EXERCISE: All of the data must be output exactly, with every picture left out.
--- DATA EXTRACT Enclosed Below ---
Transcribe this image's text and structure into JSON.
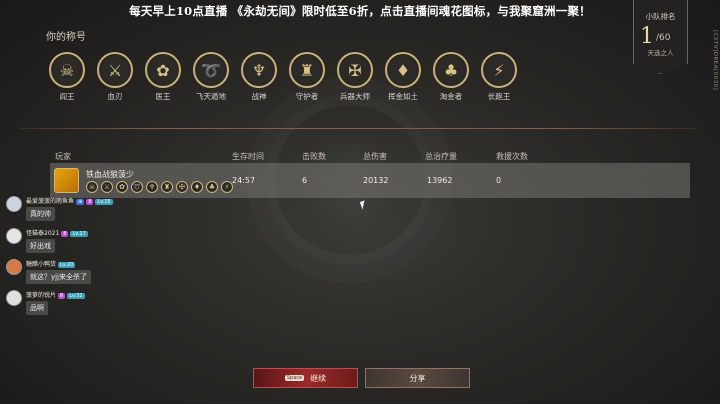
{
  "banner": "每天早上10点直播 《永劫无间》限时低至6折，点击直播间魂花图标，与我聚窟洲一聚！",
  "titles": {
    "label": "你的称号",
    "badges": [
      {
        "label": "阎王",
        "icon": "demon-mask-icon",
        "glyph": "☠"
      },
      {
        "label": "血刃",
        "icon": "blade-icon",
        "glyph": "⚔"
      },
      {
        "label": "医王",
        "icon": "lotus-icon",
        "glyph": "✿"
      },
      {
        "label": "飞天遁地",
        "icon": "hook-icon",
        "glyph": "➰"
      },
      {
        "label": "战神",
        "icon": "war-god-icon",
        "glyph": "♆"
      },
      {
        "label": "守护者",
        "icon": "guardian-icon",
        "glyph": "♜"
      },
      {
        "label": "兵器大师",
        "icon": "crossed-weapons-icon",
        "glyph": "✠"
      },
      {
        "label": "挥金如土",
        "icon": "gold-icon",
        "glyph": "♦"
      },
      {
        "label": "淘金者",
        "icon": "money-bag-icon",
        "glyph": "♣"
      },
      {
        "label": "长跑王",
        "icon": "boot-icon",
        "glyph": "⚡"
      }
    ]
  },
  "rank": {
    "title": "小队排名",
    "place": "1",
    "total": "/60",
    "subtitle": "天选之人"
  },
  "watermark": "[CSTV]DREA[0030]",
  "table": {
    "headers": [
      "玩家",
      "生存时间",
      "击败数",
      "总伤害",
      "总治疗量",
      "救援次数"
    ],
    "rows": [
      {
        "player": "铁血战狼菠少",
        "survival": "24:57",
        "kills": "6",
        "damage": "20132",
        "healing": "13962",
        "rescues": "0",
        "mini_badges": [
          "☠",
          "⚔",
          "✿",
          "➰",
          "♆",
          "♜",
          "✠",
          "♦",
          "♣",
          "⚡"
        ]
      }
    ]
  },
  "chat": [
    {
      "user": "最爱菠菠的雨鱼鱼",
      "tags": [
        "⊕",
        "8",
        "Lv.15"
      ],
      "message": "真的帅",
      "avatar_color": "#c9d6e0"
    },
    {
      "user": "怪猫泰2021",
      "tags": [
        "8",
        "Lv.17"
      ],
      "message": "好出戏",
      "avatar_color": "#e4e4e4"
    },
    {
      "user": "糖醋小鸭货",
      "tags": [
        "Lv.20"
      ],
      "message": "就这？yjj来全杀了",
      "avatar_color": "#d87848"
    },
    {
      "user": "菠萝的锐片",
      "tags": [
        "8",
        "Lv.32"
      ],
      "message": "品啊",
      "avatar_color": "#e0e0e0"
    }
  ],
  "buttons": {
    "continue_key": "Space",
    "continue_label": "继续",
    "share_label": "分享"
  },
  "colors": {
    "gold": "#c9b27a",
    "continue_red": "#9a2a2a",
    "share_brown": "#5a4a40"
  }
}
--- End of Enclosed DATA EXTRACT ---
YOUR SOLUTION:
Transcribe this image's text and structure into JSON.
{
  "banner": "每天早上10点直播 《永劫无间》限时低至6折，点击直播间魂花图标，与我聚窟洲一聚！",
  "titles": {
    "label": "你的称号",
    "badges": [
      {
        "label": "阎王",
        "icon": "demon-mask-icon",
        "glyph": "☠"
      },
      {
        "label": "血刃",
        "icon": "blade-icon",
        "glyph": "⚔"
      },
      {
        "label": "医王",
        "icon": "lotus-icon",
        "glyph": "✿"
      },
      {
        "label": "飞天遁地",
        "icon": "hook-icon",
        "glyph": "➰"
      },
      {
        "label": "战神",
        "icon": "war-god-icon",
        "glyph": "♆"
      },
      {
        "label": "守护者",
        "icon": "guardian-icon",
        "glyph": "♜"
      },
      {
        "label": "兵器大师",
        "icon": "crossed-weapons-icon",
        "glyph": "✠"
      },
      {
        "label": "挥金如土",
        "icon": "gold-icon",
        "glyph": "♦"
      },
      {
        "label": "淘金者",
        "icon": "money-bag-icon",
        "glyph": "♣"
      },
      {
        "label": "长跑王",
        "icon": "boot-icon",
        "glyph": "⚡"
      }
    ]
  },
  "rank": {
    "title": "小队排名",
    "place": "1",
    "total": "/60",
    "subtitle": "天选之人"
  },
  "watermark": "[CSTV]DREA[0030]",
  "table": {
    "headers": [
      "玩家",
      "生存时间",
      "击败数",
      "总伤害",
      "总治疗量",
      "救援次数"
    ],
    "rows": [
      {
        "player": "铁血战狼菠少",
        "survival": "24:57",
        "kills": "6",
        "damage": "20132",
        "healing": "13962",
        "rescues": "0",
        "mini_badges": [
          "☠",
          "⚔",
          "✿",
          "➰",
          "♆",
          "♜",
          "✠",
          "♦",
          "♣",
          "⚡"
        ]
      }
    ]
  },
  "chat": [
    {
      "user": "最爱菠菠的雨鱼鱼",
      "tags": [
        "⊕",
        "8",
        "Lv.15"
      ],
      "message": "真的帅",
      "avatar_color": "#c9d6e0"
    },
    {
      "user": "怪猫泰2021",
      "tags": [
        "8",
        "Lv.17"
      ],
      "message": "好出戏",
      "avatar_color": "#e4e4e4"
    },
    {
      "user": "糖醋小鸭货",
      "tags": [
        "Lv.20"
      ],
      "message": "就这？yjj来全杀了",
      "avatar_color": "#d87848"
    },
    {
      "user": "菠萝的锐片",
      "tags": [
        "8",
        "Lv.32"
      ],
      "message": "品啊",
      "avatar_color": "#e0e0e0"
    }
  ],
  "buttons": {
    "continue_key": "Space",
    "continue_label": "继续",
    "share_label": "分享"
  },
  "colors": {
    "gold": "#c9b27a",
    "continue_red": "#9a2a2a",
    "share_brown": "#5a4a40"
  }
}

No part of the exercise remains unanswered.